The ultimate modern reality check is how the world's arguably most effective special operations unit to ever exist trained its recruits going through selection. The Selous Scouts of Rhodesia had mandatory training wherein baboon carcasses were hung from poles the last 3 of 5 days that the recruits were denied rations, to show the extent to which a man could go to survive. They would then butcher and eat the rotting, maggot-infested meat by cooking or boiling it after had sat in the sun in front of them for three days.

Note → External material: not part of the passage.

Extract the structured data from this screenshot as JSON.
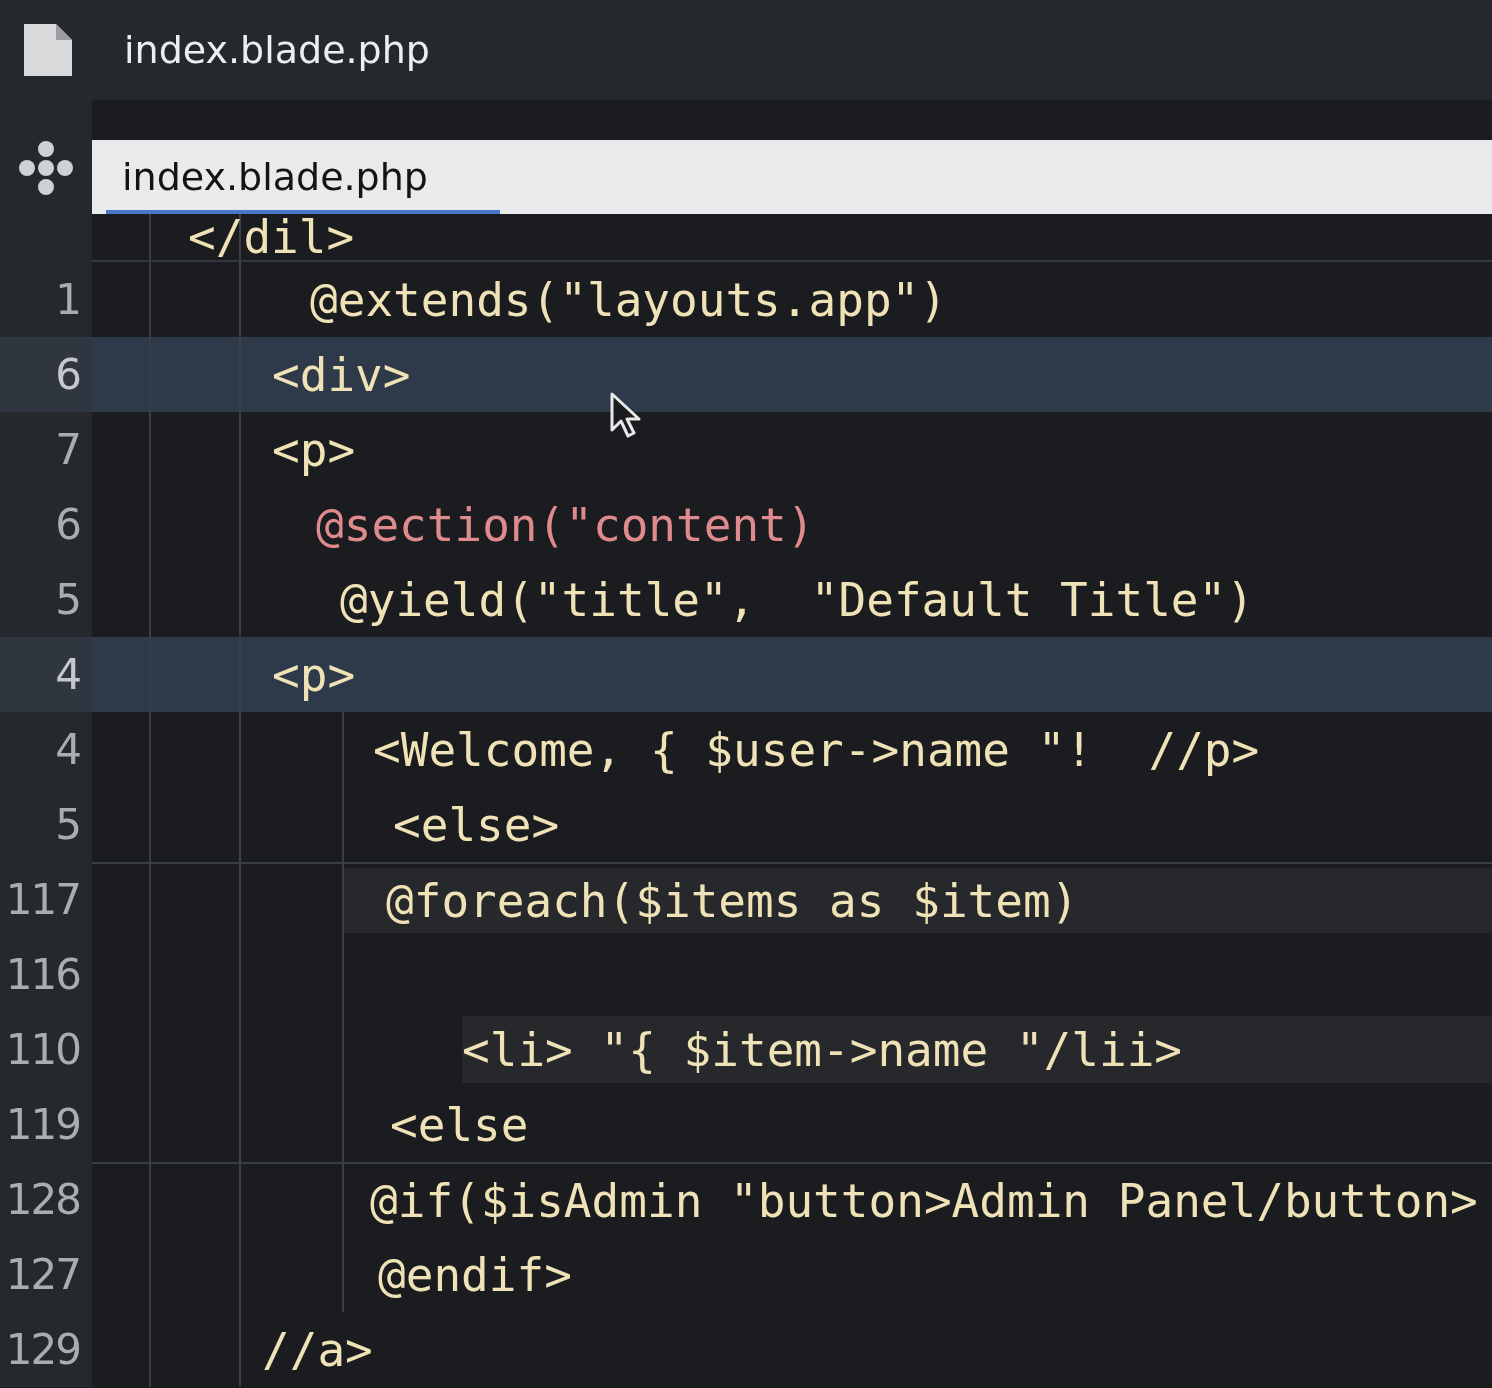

However, they would not reheat/reboil/recook such meat a second time, as rotted meat apparently becomes deadly if already cooked once and begins a second spoiling phase.
I myself have eaten game that was allowed to sit out a few days (seasoning), as many hunters here in the USA have done over the years. I have even eaten wild meat that was spoiling (did not have the maggot infestation/issue though) after cooking it, in a similar manner, and am no worse for the wear. But I also do stuff like eat fresh charred scorpion off a campfire rock, and I'm not saying your average foodie is going to enjoy the experience of dining on meat that's going/gone bad and been cooked. Just that within reasonable timespans of limited spoilage, they aren't necessarily going to die (but don't do Something NOT-SO-SMART™ just to say you ate days old roadkill, either). Doing Something NOT-SO-SMART™like that, is always a risk. [I'm a hunter and former infantryman who has taught emergency preparedness and survival, so risky stuff and eating things most folks wouldn't normally prepare on the stove is not probably as big a deal to me as it would be to the average person just wanting to get their waste not, want not dietary exploration on.]
If you know the roadkill appeared that day, you are fairly safe, but environment and other issues are always 'current situation' elements to take into account. What matters in that case is not so much how many hours it has sat out, but whether or not it's mashed into pate, contaminated, or if you can stomach it. An excerpt from an article worth reading...
"There is absolutely nothing wrong with rotten meat, even it it's crawling with maggots, providing you cook it first and eat it while it's hot," asserts Sgt. Maj. Anthony White
From Ludington Daily News - Apr 27, 1977